Although most see her as an outdated throwback to colonial days, Australians decided in a landmark referendum today to keep Britain's Queen Elizabeth II as their head of state.

The result was a major victory for Prime Minister John Howard and other monarchists, who claimed a victory for stable government.

"Today is a very, very special day in the history of our great country," Kerry Jones, who led the monarchist campaign, told cheering supporters at a victory party. "The Australian people have had their say, and they said 'no' to dumping the queen."

Voters were asked if they wanted to change the 98-year-old constitution to establish Australia as a republic and replace the queen as head of state with a president appointed by Parliament.

With almost 80 percent of ballots counted, 55 percent of the voters cast votes against the republic, compared with 45 percent in favor.

Those who had hoped the vote would establish Australia as the world's 147th republic vowed not to give up the fight. They said it was the proposed republic model that voters rejected and noted that opinion polls indicate Australians favor a republic in general. The referendum proposed that the president be appointed by a two-thirds majority of legislators. Polls indicate that people favor a direct election.

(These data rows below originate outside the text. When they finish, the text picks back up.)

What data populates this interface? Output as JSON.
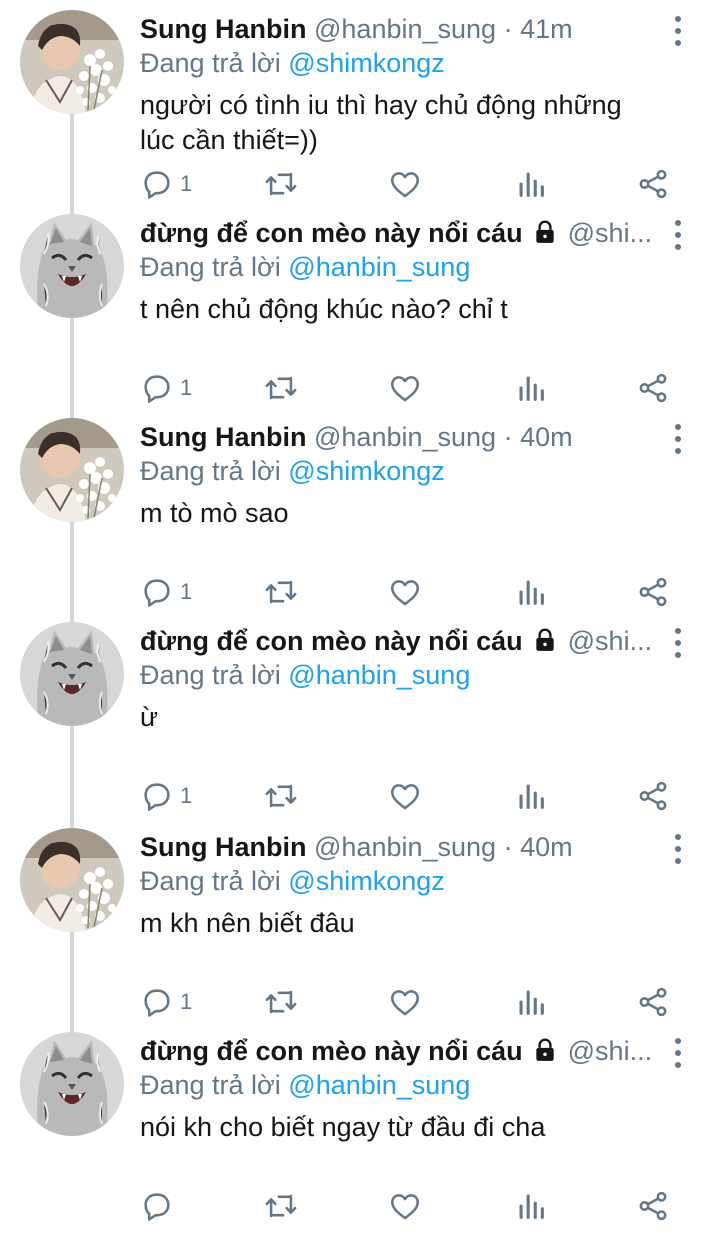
{
  "tweets": [
    {
      "name": "Sung Hanbin",
      "handle": "@hanbin_sung",
      "time": "41m",
      "replying_label": "Đang trả lời",
      "replying_to": "@shimkongz",
      "text": "người có tình iu thì hay chủ động những lúc cần thiết=))",
      "reply_count": "1",
      "avatar": "flowers-person"
    },
    {
      "name": "đừng để con mèo này nổi cáu",
      "handle": "@shi...",
      "time": "",
      "locked": true,
      "replying_label": "Đang trả lời",
      "replying_to": "@hanbin_sung",
      "text": "t nên chủ động khúc nào? chỉ t",
      "reply_count": "1",
      "avatar": "cat"
    },
    {
      "name": "Sung Hanbin",
      "handle": "@hanbin_sung",
      "time": "40m",
      "replying_label": "Đang trả lời",
      "replying_to": "@shimkongz",
      "text": "m tò mò sao",
      "reply_count": "1",
      "avatar": "flowers-person"
    },
    {
      "name": "đừng để con mèo này nổi cáu",
      "handle": "@shi...",
      "time": "",
      "locked": true,
      "replying_label": "Đang trả lời",
      "replying_to": "@hanbin_sung",
      "text": "ừ",
      "reply_count": "1",
      "avatar": "cat"
    },
    {
      "name": "Sung Hanbin",
      "handle": "@hanbin_sung",
      "time": "40m",
      "replying_label": "Đang trả lời",
      "replying_to": "@shimkongz",
      "text": "m kh nên biết đâu",
      "reply_count": "1",
      "avatar": "flowers-person"
    },
    {
      "name": "đừng để con mèo này nổi cáu",
      "handle": "@shi...",
      "time": "",
      "locked": true,
      "replying_label": "Đang trả lời",
      "replying_to": "@hanbin_sung",
      "text": "nói kh cho biết ngay từ đầu đi cha",
      "reply_count": "",
      "avatar": "cat"
    }
  ],
  "icons": {
    "reply": "reply-icon",
    "retweet": "retweet-icon",
    "like": "heart-icon",
    "stats": "stats-icon",
    "share": "share-icon",
    "more": "more-vertical-icon",
    "lock": "lock-icon"
  },
  "colors": {
    "text": "#14171a",
    "muted": "#657786",
    "link": "#1da1f2",
    "thread_line": "#d3d7db"
  }
}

"It's a great pity and very disappointing," said Ted Smout, 101, after voting for the republican plan at a polling booth near his home in Sandgate in Queensland state. Smout said he would probably not be around to see it, but "Australia will become a republic, it's just a matter of time. It's evolution."

Billy Porter, a 22-year-old electrician, voted to keep the queen. "I'm not a hard-core monarchist," he said.

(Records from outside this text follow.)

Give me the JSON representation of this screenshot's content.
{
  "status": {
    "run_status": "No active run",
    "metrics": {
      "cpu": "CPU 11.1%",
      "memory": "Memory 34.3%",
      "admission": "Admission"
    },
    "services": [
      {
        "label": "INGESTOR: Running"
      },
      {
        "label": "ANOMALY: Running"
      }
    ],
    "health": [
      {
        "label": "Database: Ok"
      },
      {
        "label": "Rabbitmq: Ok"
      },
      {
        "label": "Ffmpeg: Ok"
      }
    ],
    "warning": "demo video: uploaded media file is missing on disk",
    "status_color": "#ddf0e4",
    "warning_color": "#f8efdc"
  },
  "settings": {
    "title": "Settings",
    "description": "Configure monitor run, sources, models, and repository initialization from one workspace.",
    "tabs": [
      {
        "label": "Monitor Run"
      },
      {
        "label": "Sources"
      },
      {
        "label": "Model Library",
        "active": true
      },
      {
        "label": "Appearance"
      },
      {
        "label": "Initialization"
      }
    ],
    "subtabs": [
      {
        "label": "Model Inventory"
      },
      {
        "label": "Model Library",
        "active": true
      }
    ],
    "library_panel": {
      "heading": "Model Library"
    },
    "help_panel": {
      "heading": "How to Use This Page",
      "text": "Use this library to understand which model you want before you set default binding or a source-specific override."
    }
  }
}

"The reason I'm voting 'no' is because we already have a good system, and for financial reasons. It will cost millions to change."

Settled as a British colony in 1788, Australia has been an independent nation since its six states federated in 1901. But like many Commonwealth countries such as Canada and New Zealand, it still recognizes the British monarch as its head of state.

By rejecting the referendum, Australia will remain one of 64 nations with a monarch as head of state.

After the vote, Elizabeth, who with her husband Prince Phillip is scheduled to visit Australia in March, issued a statement from Buckingham Palace in London.

"I respect and accept this result," she said.

"I have always made it clear that the future of the monarchy in Australia is an issue for the Australian people and them alone to decide, by democratic and constitutional means."

CAPTION: James Darby, a monarchist, waves the Australian flag to celebrate his side's victory over pro-republic forces.